WHAT IS BEING ASKED: Look through the records and copy each line with the string "Anne" in it.

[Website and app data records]
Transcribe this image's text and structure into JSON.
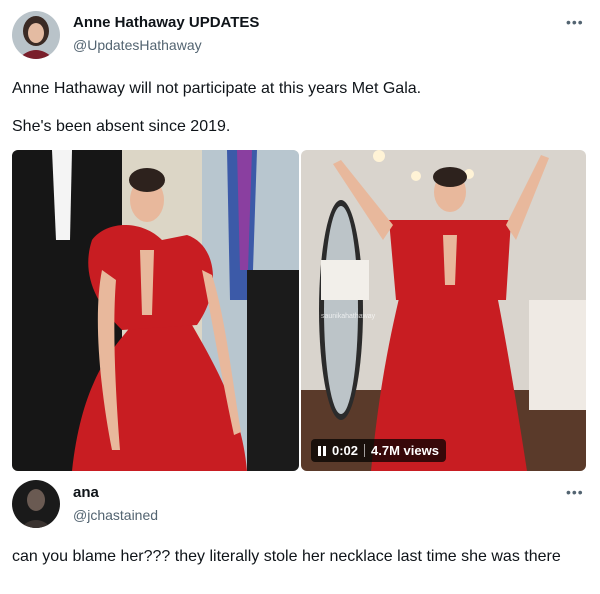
{
  "tweet": {
    "display_name": "Anne Hathaway UPDATES",
    "handle": "@UpdatesHathaway",
    "more_icon": "•••",
    "line1": "Anne Hathaway will not participate at this years Met Gala.",
    "line2": "She's been absent since 2019.",
    "video": {
      "time": "0:02",
      "views": "4.7M views",
      "watermark": "saunikahathaway"
    }
  },
  "reply": {
    "display_name": "ana",
    "handle": "@jchastained",
    "more_icon": "•••",
    "text": "can you blame her??? they literally  stole her necklace last time she was there"
  },
  "colors": {
    "dress_red": "#c81d22",
    "handle_gray": "#536471",
    "text_black": "#0f1419"
  }
}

ANSWER SPACE:
    "display_name": "Anne Hathaway UPDATES",
    "line1": "Anne Hathaway will not participate at this years Met Gala.",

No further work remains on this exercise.